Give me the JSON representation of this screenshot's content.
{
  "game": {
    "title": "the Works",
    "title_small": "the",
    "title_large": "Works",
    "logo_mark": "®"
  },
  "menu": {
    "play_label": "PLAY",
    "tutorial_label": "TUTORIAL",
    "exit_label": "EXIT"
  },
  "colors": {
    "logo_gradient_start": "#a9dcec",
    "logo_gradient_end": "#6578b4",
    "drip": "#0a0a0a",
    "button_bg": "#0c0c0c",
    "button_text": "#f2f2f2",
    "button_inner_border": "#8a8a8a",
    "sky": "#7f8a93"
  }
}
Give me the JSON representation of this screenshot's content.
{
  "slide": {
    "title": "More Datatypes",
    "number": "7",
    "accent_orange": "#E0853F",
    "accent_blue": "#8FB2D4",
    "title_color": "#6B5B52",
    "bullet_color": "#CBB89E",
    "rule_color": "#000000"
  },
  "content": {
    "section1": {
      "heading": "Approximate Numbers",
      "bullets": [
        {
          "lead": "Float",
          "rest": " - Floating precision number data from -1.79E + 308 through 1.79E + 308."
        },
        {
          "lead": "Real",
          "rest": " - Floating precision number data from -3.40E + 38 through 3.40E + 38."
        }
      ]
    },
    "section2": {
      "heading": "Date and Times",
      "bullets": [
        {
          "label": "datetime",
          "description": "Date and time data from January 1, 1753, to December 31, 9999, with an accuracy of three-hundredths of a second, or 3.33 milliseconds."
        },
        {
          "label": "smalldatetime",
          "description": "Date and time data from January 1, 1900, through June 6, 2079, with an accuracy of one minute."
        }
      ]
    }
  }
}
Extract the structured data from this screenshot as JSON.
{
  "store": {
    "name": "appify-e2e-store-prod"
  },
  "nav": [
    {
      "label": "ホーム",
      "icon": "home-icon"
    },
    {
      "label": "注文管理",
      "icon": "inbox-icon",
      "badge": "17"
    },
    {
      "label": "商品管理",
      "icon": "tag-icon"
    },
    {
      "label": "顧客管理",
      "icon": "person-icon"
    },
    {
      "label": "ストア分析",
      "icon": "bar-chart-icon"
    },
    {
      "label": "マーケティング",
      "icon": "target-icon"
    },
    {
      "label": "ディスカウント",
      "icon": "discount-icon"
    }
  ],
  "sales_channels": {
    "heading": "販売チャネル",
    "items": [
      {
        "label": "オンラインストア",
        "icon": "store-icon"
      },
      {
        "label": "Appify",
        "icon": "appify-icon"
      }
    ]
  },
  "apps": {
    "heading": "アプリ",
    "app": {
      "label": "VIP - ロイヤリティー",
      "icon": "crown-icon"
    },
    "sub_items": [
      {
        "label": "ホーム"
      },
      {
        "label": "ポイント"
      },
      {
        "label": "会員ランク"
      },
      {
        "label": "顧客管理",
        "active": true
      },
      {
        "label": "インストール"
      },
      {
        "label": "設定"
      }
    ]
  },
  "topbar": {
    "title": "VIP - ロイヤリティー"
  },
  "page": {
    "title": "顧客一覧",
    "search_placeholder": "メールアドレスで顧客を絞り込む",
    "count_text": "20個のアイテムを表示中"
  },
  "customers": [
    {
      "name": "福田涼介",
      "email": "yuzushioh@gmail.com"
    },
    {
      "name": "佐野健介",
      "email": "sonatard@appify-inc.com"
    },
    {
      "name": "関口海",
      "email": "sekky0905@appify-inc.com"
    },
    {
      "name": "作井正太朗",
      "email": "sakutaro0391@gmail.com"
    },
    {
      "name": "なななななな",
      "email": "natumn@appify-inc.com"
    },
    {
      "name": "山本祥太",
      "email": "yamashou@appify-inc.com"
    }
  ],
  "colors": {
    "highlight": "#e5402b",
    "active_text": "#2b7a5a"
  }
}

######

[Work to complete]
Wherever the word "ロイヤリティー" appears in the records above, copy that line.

[Task output]
      "label": "VIP - ロイヤリティー",
    "title": "VIP - ロイヤリティー"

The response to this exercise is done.